Canada 1 <1%
Unknown 167 99%

Demographic breakdown

Readers by professional status Count As %
Student > Master 26 15%
Student > Bachelor 26 15%
Student > Ph. D. Student 22 13%
Researcher 21 12%
Other 9 5%
Other 28 17%
Unknown 37 22%
Readers by discipline Count As %
Nursing and Health Professions 36 21%
Medicine and Dentistry 31 18%
Social Sciences 11 7%
Biochemistry, Genetics and Molecular Biology 10 6%
Agricultural and Biological Sciences 10 6%
Other 26 15%
Unknown 45 27%

Attention Score in Context
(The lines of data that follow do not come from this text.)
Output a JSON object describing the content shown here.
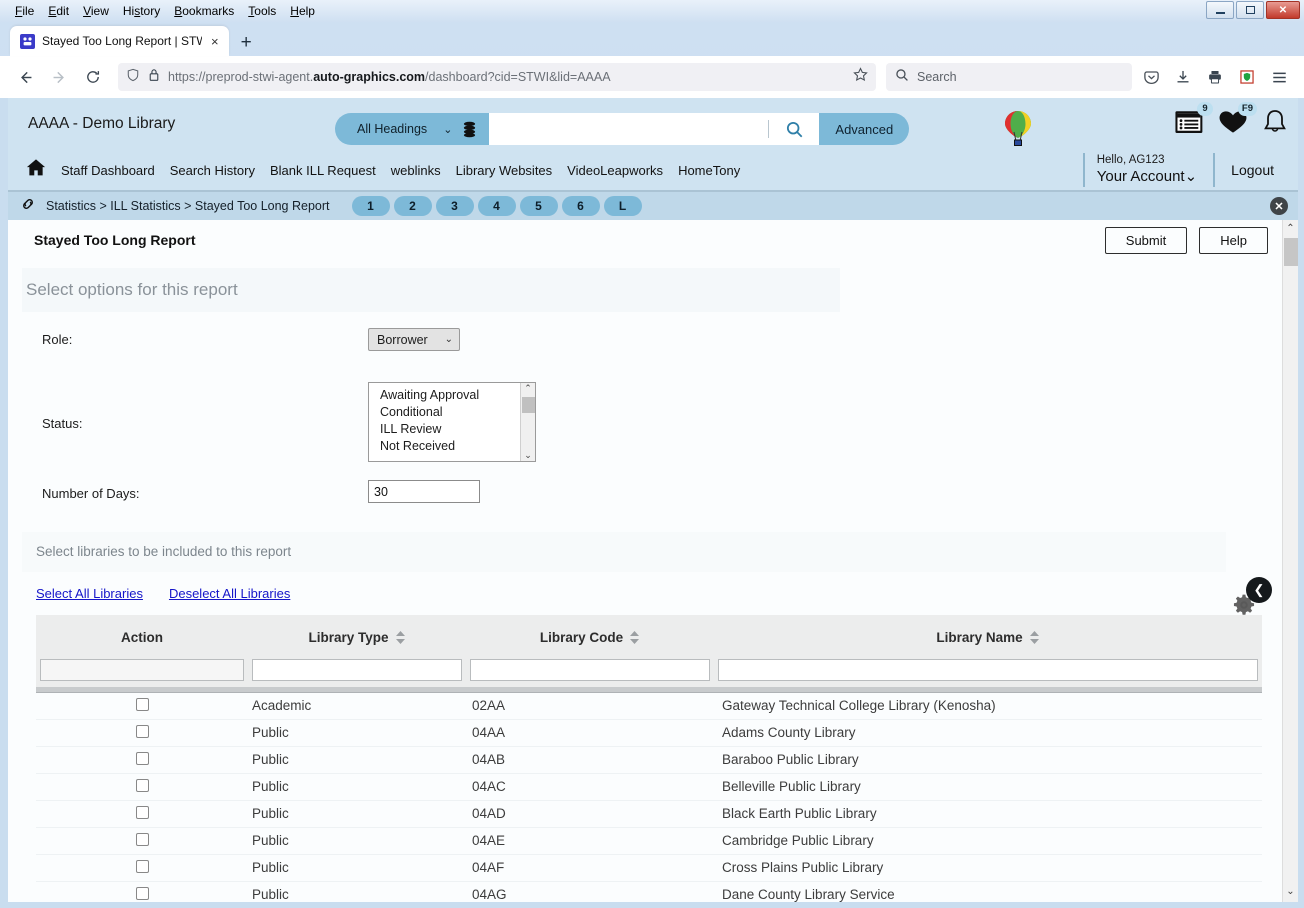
{
  "browser": {
    "menus": [
      "File",
      "Edit",
      "View",
      "History",
      "Bookmarks",
      "Tools",
      "Help"
    ],
    "tab_title": "Stayed Too Long Report | STWI",
    "tab_close": "×",
    "new_tab": "+",
    "url_prefix": "https://preprod-stwi-agent.",
    "url_domain": "auto-graphics.com",
    "url_suffix": "/dashboard?cid=STWI&lid=AAAA",
    "search_placeholder": "Search",
    "back_icon": "←",
    "forward_icon": "→",
    "reload_icon": "↻",
    "window_buttons": {
      "minimize": "–",
      "maximize": "❐",
      "close": "✕"
    }
  },
  "header": {
    "library_title": "AAAA - Demo Library",
    "heading_filter": "All Headings",
    "chevron": "⌄",
    "search_value": "",
    "advanced_label": "Advanced",
    "list_badge": "9",
    "heart_badge": "F9"
  },
  "nav": {
    "home_icon": "home-icon",
    "links": [
      "Staff Dashboard",
      "Search History",
      "Blank ILL Request",
      "weblinks",
      "Library Websites",
      "VideoLeapworks",
      "HomeTony"
    ],
    "hello": "Hello, AG123",
    "account": "Your Account",
    "account_chevron": "⌄",
    "logout": "Logout"
  },
  "breadcrumb": {
    "path": "Statistics > ILL Statistics > Stayed Too Long Report",
    "steps": [
      "1",
      "2",
      "3",
      "4",
      "5",
      "6",
      "L"
    ],
    "close_icon": "✖"
  },
  "content": {
    "title": "Stayed Too Long Report",
    "submit_label": "Submit",
    "help_label": "Help",
    "options_title": "Select options for this report",
    "role_label": "Role:",
    "role_value": "Borrower",
    "status_label": "Status:",
    "status_options": [
      "Awaiting Approval",
      "Conditional",
      "ILL Review",
      "Not Received"
    ],
    "days_label": "Number of Days:",
    "days_value": "30",
    "libraries_title": "Select libraries to be included to this report",
    "select_all": "Select All Libraries",
    "deselect_all": "Deselect All Libraries",
    "collapse_icon": "❮"
  },
  "table": {
    "columns": [
      "Action",
      "Library Type",
      "Library Code",
      "Library Name"
    ],
    "filters": [
      "",
      "",
      "",
      ""
    ],
    "rows": [
      {
        "type": "Academic",
        "code": "02AA",
        "name": "Gateway Technical College Library (Kenosha)"
      },
      {
        "type": "Public",
        "code": "04AA",
        "name": "Adams County Library"
      },
      {
        "type": "Public",
        "code": "04AB",
        "name": "Baraboo Public Library"
      },
      {
        "type": "Public",
        "code": "04AC",
        "name": "Belleville Public Library"
      },
      {
        "type": "Public",
        "code": "04AD",
        "name": "Black Earth Public Library"
      },
      {
        "type": "Public",
        "code": "04AE",
        "name": "Cambridge Public Library"
      },
      {
        "type": "Public",
        "code": "04AF",
        "name": "Cross Plains Public Library"
      },
      {
        "type": "Public",
        "code": "04AG",
        "name": "Dane County Library Service"
      }
    ]
  },
  "colors": {
    "app_header": "#cfe3f1",
    "accent": "#7db9d8",
    "link": "#1515c9",
    "table_header": "#eceded"
  }
}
This research output has an Altmetric Attention Score of 7. This is our high-level measure of the quality and quantity of online attention that it has received. This Attention Score, as well as the ranking and number of research outputs shown below, was calculated when the research output was last mentioned on 01 August 2022.
All research outputs
#3,931,397
of 21,753,060 outputs
Outputs from Nutrition Journal
#696
of 1,403 outputs
Outputs of similar age
#76,072
of 406,296 outputs
Outputs of similar age from Nutrition Journal
#125
of 198 outputs
Altmetric has tracked 21,753,060 research outputs across all sources so far. Compared to these this one has done well and is in the 80th percentile: it's in the top 25% of all research outputs ever tracked by Altmetric.
So far Altmetric has tracked 1,403 research outputs from this source. They typically receive a lot more attention than average, with a mean Attention Score of 34.4. This one is in the 49th percentile – i.e., 49% of its peers scored the same or lower than it.
Older research outputs will score higher simply because they've had more time to accumulate mentions. To account for age we can compare this Altmetric Attention Score to the 406,296 tracked outputs that were published within six weeks on either side of this one in any source. This one has done well, scoring higher than 80% of its contemporaries.
We're also able to compare this research output to 198 others from the same source and published within six weeks on either side of this one. This one is in the 35th percentile – i.e., 35% of its contemporaries scored the same or lower than it.